Francey! You must be a saint!


Francey! You must be a saint!

Margaret Rossiter

When Franceska (called Francey from here on), told me about her first job, my immediate and sincere response was: “You must be a saint.”  

She is a young German woman, a friend of my grandchildren, and she briefly visited me during the last few days of her holiday in Ireland.

She is an outgoing cheerful young woman and she greatly enjoyed that holiday: swimming in the sea, hill-walking, sightseeing, joining in the singing in singing pubs. And now she was returning to a large German city to look for living accommodation so that she could take up her first job in her chosen career.

And the job? Teaching in a “special needs school.” Well, while that may be a challenging job, it didn’t exactly merit the qualification of sainthood! Francey, however, was going to teach in a very special department in the special needs school.

She would teach students who had been excluded from the normal schools because of their behaviour. They had been consistenly disruptive, aggressive, uncontrollable, anti-social and had not only made normal teaching difficult for their teachers, but had also affected the concentration and wellbeing of their fellow students.

They had already been through the full gamut of assessments at the stage when they were being transferred to the very special department of the special school where Francey would teach: psychological health - mental and physical. They had received counselling, extra tuition, encouragement. They had no indications of either physical or mental impairment. They just did not “fit in” so now it was over to Francey and her colleagues, whose job it would be to try to so modify their behaviour that they could return again to normal school. Phew! (Here insert my observation: “You must be a saint!)

Francey laughed at the observation. She had completed a long training period of six years in qualifying for a chosen career which she thought would be challenging, interesting and rewarding. She had first qualified as a teacher in the German equivalent of our primary schools, and she then embarked on further studies which included psychology, speech therapy, play therapy, conflict- management, and practical on-the-job work under the direction of an experienced teacher.

Talking with her made me think back to my own very long-ago school days, in very large classes, and the few (the very, very few) fellow-students that I can recall, whose behaviour was such that they were labelled “very bold girls.”

In those days, when psychology was a different concept, therapies and extra-curriculars unknown, their treatment was peremptory and brisk. They were relegated to “the corner,” facing the wall, their backs to the class, or they were sent to stand in the corridor, where they would meet the wrath of Sister Principal. They sometimes were given desks at the very back of the class, where they were ignored and did their own thing. Eventually, and usually as we progressed from third to fourth classes, they dropped out of school and just did not return after the summer holidays.

What their subsequent lives were like was largely unknown.

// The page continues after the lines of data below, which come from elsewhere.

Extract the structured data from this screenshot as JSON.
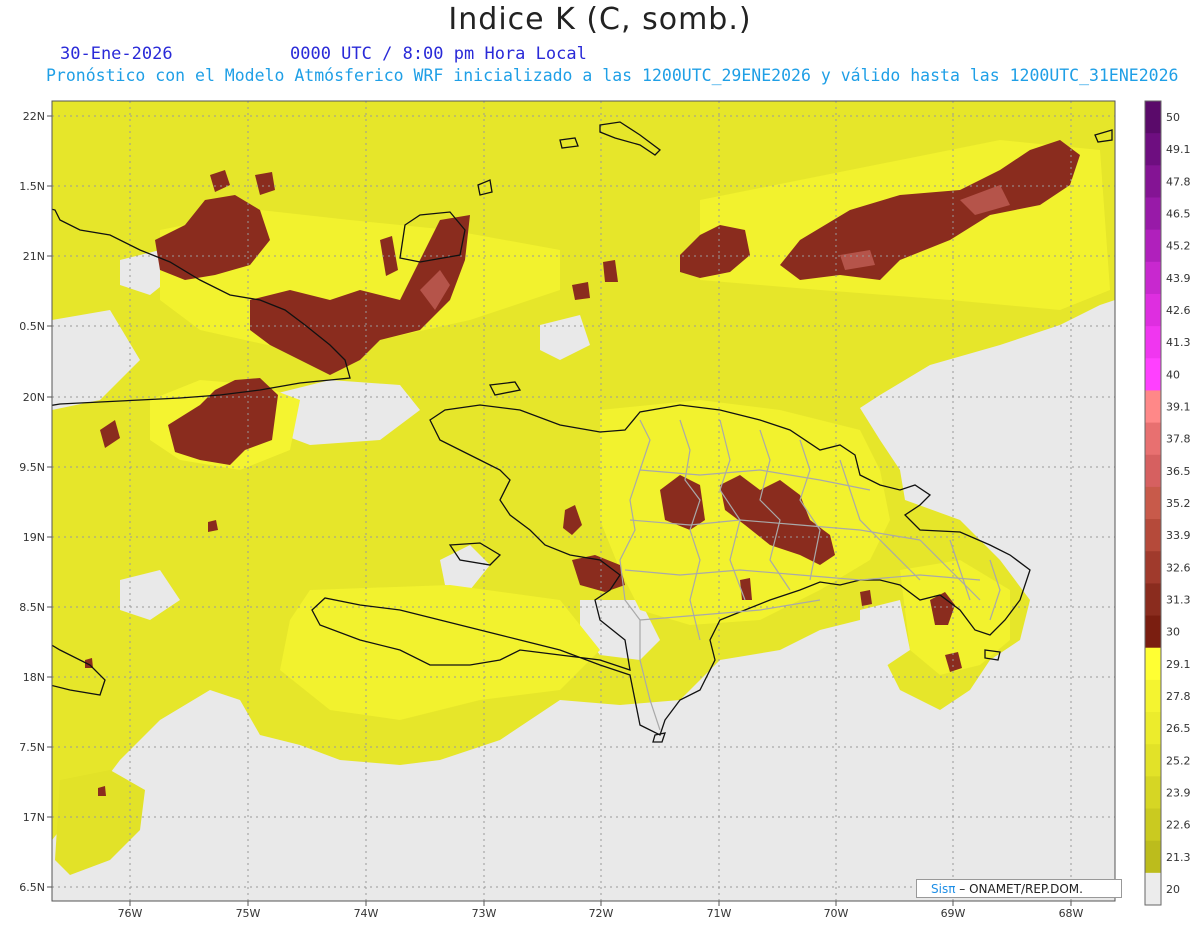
{
  "header": {
    "title": "Indice K (C, somb.)",
    "date": "30-Ene-2026",
    "time": "0000 UTC / 8:00 pm Hora Local",
    "forecast": "Pronóstico con el Modelo Atmósferico WRF inicializado a las 1200UTC_29ENE2026 y válido hasta las  1200UTC_31ENE2026"
  },
  "axes": {
    "lat_labels": [
      "22N",
      "1.5N",
      "21N",
      "0.5N",
      "20N",
      "9.5N",
      "19N",
      "8.5N",
      "18N",
      "7.5N",
      "17N",
      "6.5N"
    ],
    "lon_labels": [
      "76W",
      "75W",
      "74W",
      "73W",
      "72W",
      "71W",
      "70W",
      "69W",
      "68W"
    ]
  },
  "colorbar": {
    "labels": [
      "50",
      "49.1",
      "47.8",
      "46.5",
      "45.2",
      "43.9",
      "42.6",
      "41.3",
      "40",
      "39.1",
      "37.8",
      "36.5",
      "35.2",
      "33.9",
      "32.6",
      "31.3",
      "30",
      "29.1",
      "27.8",
      "26.5",
      "25.2",
      "23.9",
      "22.6",
      "21.3",
      "20"
    ],
    "colors": [
      "#5a0a6a",
      "#6e0e80",
      "#841494",
      "#981aa8",
      "#b020bc",
      "#c828cf",
      "#de2ee0",
      "#f036f0",
      "#ff40ff",
      "#ff8888",
      "#e87070",
      "#d66060",
      "#c85a4a",
      "#b54a3a",
      "#a03a2c",
      "#8a2c1e",
      "#7a1e10",
      "#ffff33",
      "#f4f430",
      "#ecec2c",
      "#e2e228",
      "#d6d624",
      "#caca20",
      "#bcbc1c",
      "#ececec"
    ]
  },
  "credit": {
    "sis": "Sisπ",
    "text": " – ONAMET/REP.DOM."
  }
}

Maybe they were very successful in whatever capacity they chose to work. Some of the most brilliant thinkers and achievers have been people who did not conform to the routine of traditional schooling. Or, maybe on the other hand, they had already been so affected by unidentified or unacknowledged trauma, physical or mental abuse, extreme poverty or misunderstanding, that their lives were already blighted. Sometimes, in a future life, when I was reporting criminal trials in our courts, I found myself thinking of them, as fragments of the grim histories were revealed of recidivist offenders whose destiny it was to spend most of their lives in prison.

We, in Ireland, do have some facilities (too few many people would say!) for the education of some children who may experience specific difficulties in learning. And many large schools allocated a special class, and a special teacher, in helping some children who may have problems in keeping up with the normal average class progress, sometimes in just one subject.

A now retired Irish teacher of such a class had some interesting comments to make on her experience over many years. The first thing she had to try to do, she told me, was to get many children to just sit down, and to bring down the level of their voices. They shouted at each other. They were at each other. They were unable to sit still and to control their jerky movements for even a few minutes.

 She concluded that, in the home environment, they had never been asked to remain at the table until everybody else had finished a meal. And the shouting she attributed to the fact that the TV and radio were permanently switched on, even though nobody was listening, and consequently you had to shout in order to be heard. “When you can get children to sit reasonably still for even a few minutes, and when the volume of the voice is reduced to normal level, you have some hope of achieving concentration,” she said.

Meeting her, and having spoken to the retired Irish “Special Needs” teacher, I realised the value of the work which they do. They change lives. Yet the extent of that slow, patient dedication is unknown and unacknowledged in public perception.

All of which makes me still think that Francey and her colleagues are saints!